“Clearly, privilege plays its biggest role in terms of white vs. Black. Whites enjoy access to homes, schools, hospitals, recreation facilities, and jobs from which Blacks are barred. For Black people, forced to do the hardest, dirtiest work at the lowest pay and being ‘last hired, first fired,’ the job issue is particularly vital,” Ring wrote.
Fighting racism, Ring noted, “won’t be done by abstract moral preaching or relying on the emergence of a mass movement for the renunciation of privilege.”
Revolutionaries born with a white skin can and must educate fellow working people who are also white on the nature of racism as a tool of capitalism in keeping white and Black oppressed. They can help white workers understand that every blow Blacks strike against the system “redounds to the benefit of all who seek a better life,” Ring explained.
However, the most important educational process of all, Ring said, is the self-action of Black people for their emancipation.
“I’m convinced that the key to Black-white unity in struggle rests not so much with the attitude of whites as with the strength of Blacks,” Ring continued. “Capitalism will in fact be abolished by an alliance of white and Black. But that alliance will be forged on the basis of the Blacks developing their own independent power, as they are now trying to do.”
Experience has taught Black people that the road to liberation lies in their capacity to struggle for what is due them—not in waiting for whites to renounce their privileges.
“As Malcolm [X] explained, before there can be Black-white unity there must first be Black unity,” Ring said. “This is the only insurance that such an alliance will not be one more deal where one partner in the alliance is more equal than the other.”
This kind of education is effective but not as a scholastic exercise aimed at improving morality.
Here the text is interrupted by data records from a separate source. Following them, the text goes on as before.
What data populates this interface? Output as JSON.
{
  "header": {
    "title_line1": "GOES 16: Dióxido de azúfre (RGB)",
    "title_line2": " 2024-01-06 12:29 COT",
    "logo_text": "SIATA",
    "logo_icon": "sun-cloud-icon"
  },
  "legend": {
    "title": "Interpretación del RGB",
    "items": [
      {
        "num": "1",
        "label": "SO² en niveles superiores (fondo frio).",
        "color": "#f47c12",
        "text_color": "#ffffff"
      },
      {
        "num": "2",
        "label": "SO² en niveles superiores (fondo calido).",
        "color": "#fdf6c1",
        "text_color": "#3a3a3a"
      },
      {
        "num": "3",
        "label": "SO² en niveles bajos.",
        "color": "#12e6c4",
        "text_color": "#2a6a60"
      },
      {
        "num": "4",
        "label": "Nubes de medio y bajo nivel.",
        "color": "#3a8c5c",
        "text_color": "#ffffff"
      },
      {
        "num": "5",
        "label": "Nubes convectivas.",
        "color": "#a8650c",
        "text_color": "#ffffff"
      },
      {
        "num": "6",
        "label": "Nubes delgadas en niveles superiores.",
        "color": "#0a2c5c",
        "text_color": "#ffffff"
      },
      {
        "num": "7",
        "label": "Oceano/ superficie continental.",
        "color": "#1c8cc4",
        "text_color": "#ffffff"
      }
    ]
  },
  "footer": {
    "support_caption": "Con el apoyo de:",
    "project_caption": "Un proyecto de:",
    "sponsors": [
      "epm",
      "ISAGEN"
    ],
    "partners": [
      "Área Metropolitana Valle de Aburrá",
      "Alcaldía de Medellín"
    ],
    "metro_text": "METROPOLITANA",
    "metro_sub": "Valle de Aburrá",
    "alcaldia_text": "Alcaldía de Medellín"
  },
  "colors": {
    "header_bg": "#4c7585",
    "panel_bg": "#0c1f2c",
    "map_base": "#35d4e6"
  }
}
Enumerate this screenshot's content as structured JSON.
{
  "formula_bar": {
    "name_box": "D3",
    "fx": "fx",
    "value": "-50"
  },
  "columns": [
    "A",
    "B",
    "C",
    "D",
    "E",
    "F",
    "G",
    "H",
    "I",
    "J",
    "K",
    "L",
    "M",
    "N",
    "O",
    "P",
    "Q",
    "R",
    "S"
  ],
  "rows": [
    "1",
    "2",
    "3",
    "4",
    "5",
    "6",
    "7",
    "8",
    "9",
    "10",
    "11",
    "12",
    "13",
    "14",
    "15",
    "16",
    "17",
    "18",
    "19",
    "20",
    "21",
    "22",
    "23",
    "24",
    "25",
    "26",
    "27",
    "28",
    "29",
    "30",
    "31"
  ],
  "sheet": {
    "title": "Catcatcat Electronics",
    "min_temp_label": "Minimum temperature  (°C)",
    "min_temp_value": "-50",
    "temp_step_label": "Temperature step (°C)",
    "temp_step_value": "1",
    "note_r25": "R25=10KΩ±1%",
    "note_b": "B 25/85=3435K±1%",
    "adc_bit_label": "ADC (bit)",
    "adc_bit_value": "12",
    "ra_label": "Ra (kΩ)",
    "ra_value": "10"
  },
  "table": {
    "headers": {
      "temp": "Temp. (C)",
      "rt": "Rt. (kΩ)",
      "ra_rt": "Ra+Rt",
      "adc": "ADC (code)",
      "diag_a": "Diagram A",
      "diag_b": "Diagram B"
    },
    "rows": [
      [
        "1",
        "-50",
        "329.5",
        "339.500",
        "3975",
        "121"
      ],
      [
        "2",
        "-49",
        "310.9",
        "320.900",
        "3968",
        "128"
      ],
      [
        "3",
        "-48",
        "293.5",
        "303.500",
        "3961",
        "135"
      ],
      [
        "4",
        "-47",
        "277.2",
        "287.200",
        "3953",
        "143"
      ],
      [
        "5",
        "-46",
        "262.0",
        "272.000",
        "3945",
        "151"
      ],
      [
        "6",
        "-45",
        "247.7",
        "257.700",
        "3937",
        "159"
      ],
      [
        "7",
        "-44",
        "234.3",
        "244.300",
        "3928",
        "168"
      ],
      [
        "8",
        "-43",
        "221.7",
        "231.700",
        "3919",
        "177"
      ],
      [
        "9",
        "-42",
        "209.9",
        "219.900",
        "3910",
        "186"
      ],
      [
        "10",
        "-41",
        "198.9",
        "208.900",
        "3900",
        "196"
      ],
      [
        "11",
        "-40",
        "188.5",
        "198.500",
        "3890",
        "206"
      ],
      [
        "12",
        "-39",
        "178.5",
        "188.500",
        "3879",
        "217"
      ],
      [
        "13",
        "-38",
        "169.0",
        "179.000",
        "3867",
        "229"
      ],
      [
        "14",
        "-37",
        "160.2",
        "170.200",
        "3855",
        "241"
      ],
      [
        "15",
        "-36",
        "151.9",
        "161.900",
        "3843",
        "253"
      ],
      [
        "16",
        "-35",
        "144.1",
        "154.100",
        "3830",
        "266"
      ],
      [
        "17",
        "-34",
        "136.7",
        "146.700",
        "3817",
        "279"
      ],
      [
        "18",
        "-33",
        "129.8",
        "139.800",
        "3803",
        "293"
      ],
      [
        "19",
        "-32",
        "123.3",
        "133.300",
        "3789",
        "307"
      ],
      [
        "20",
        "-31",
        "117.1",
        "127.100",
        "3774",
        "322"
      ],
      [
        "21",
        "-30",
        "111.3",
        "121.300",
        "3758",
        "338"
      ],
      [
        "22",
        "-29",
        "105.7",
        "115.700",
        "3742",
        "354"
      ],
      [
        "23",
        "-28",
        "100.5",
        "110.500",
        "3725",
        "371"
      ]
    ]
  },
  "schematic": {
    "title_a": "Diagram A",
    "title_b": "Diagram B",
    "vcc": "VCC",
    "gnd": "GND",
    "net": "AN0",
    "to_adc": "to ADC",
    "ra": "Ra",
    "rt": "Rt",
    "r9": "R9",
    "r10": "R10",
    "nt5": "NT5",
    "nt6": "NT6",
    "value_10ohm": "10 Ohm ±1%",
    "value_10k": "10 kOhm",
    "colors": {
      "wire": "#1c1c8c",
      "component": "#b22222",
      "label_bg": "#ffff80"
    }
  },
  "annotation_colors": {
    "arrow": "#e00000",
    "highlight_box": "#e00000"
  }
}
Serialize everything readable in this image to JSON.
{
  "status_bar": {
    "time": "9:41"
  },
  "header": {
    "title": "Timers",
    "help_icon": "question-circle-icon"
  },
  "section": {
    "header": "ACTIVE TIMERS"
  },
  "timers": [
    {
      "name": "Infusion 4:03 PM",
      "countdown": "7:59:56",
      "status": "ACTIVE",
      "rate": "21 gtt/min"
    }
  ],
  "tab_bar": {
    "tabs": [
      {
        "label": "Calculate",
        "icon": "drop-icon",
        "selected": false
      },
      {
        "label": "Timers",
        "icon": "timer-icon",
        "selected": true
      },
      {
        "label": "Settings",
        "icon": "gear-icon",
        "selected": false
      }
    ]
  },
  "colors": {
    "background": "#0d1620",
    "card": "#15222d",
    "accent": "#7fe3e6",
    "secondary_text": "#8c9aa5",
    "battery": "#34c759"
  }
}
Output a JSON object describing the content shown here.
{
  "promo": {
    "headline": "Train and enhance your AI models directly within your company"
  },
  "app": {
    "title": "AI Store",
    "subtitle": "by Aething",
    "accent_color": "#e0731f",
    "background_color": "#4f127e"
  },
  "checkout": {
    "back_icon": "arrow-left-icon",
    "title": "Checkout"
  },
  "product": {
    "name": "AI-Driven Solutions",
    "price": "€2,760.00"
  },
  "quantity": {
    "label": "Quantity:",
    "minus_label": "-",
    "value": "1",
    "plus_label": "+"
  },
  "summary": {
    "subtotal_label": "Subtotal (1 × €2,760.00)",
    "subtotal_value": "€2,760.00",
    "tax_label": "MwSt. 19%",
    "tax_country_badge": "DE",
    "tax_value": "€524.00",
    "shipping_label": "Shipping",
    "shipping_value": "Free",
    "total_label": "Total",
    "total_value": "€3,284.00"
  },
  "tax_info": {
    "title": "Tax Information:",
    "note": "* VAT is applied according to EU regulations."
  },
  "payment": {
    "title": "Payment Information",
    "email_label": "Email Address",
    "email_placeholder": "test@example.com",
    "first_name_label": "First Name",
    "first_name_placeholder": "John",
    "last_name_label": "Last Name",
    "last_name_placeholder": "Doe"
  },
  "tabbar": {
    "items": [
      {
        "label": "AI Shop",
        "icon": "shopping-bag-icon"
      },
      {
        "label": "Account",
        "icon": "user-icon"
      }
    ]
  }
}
Profound changes in mass consciousness are achieved only when education is carried on in the context of a living struggle.
“Vanguard ideas win broad acceptance to the extent that masses of people have the opportunity to consider them not in the abstract but can relate them to struggles in which they are actively engaged,” Ring noted.
All opponents of racism can learn something from this approach, both in understanding history and in finding the road forward to uproot racism once and for all.